How to Help

“When one person helps another it can be such a joyful, profoundly satisfying cooperative experience. I wish to distinguish such a positive helping experience from the unpleasant and destructive experiences which I call ‘rescues’.” ~ Claude Steiner

Helping a friend or loved one who has experienced sexual assault or other sexual misconduct can be very difficult. Often, our first reaction is to try to solve all their problems and rescue them from the pain of the assault. Unfortunately, this kind of rescuing takes away a survivor’s power to help oneself and to gain control, and makes the survivor feel even more helpless.

Here are some suggestions on how to help without creating further victimization:

  • Believe what a person tells you about their sexual assault or abuse. Listen, do not judge.

  • Offer to assist the person in getting to a safe place, both physically and emotionally.

  • Reinforce that the assault was not their fault. Many survivors of sexual assault blame themselves. Reassure them that they are not to blame. The perpetrator is completely responsible for the assault.

  • Be patient and understanding. Survivors have their own timetable for recovery.

  • Accept their choice of solution to the assault — even if you disagree with what they have chosen to do. It is more important that they feel empowered to make choices and take back control than it is for you to impose what you think is the “right” decision.

  • Let the person know that there are resources to help them. Western’s Consultation and Sexual Assault Support (CASAS) is a confidential, safe resource for students on Western’s campus who are survivors of violence.

  • Remember to take care of yourself!
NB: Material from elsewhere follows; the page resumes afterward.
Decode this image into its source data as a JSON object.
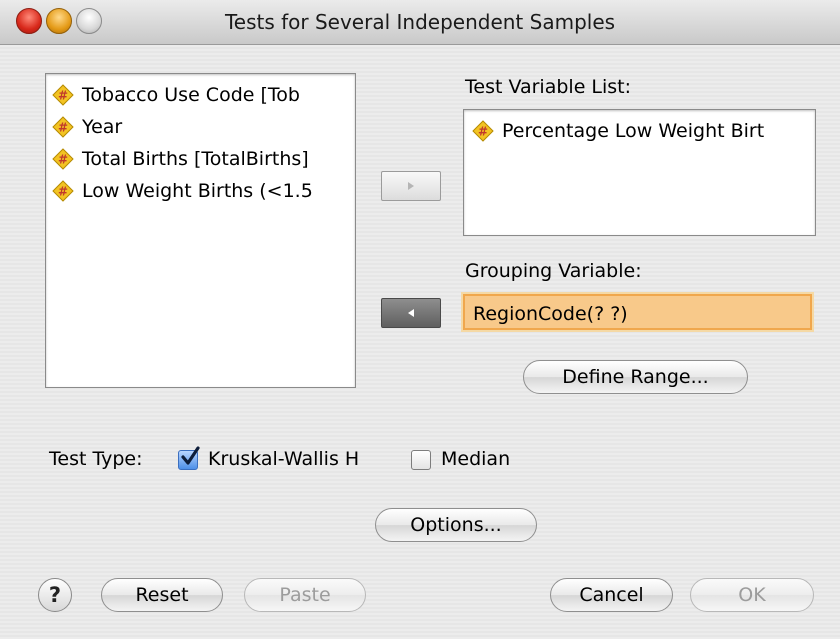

Dealing with the sexual assault of a friend or loved one can be hard on your health as well. If you, as the helper, need someone to talk to, CASAS is available to help.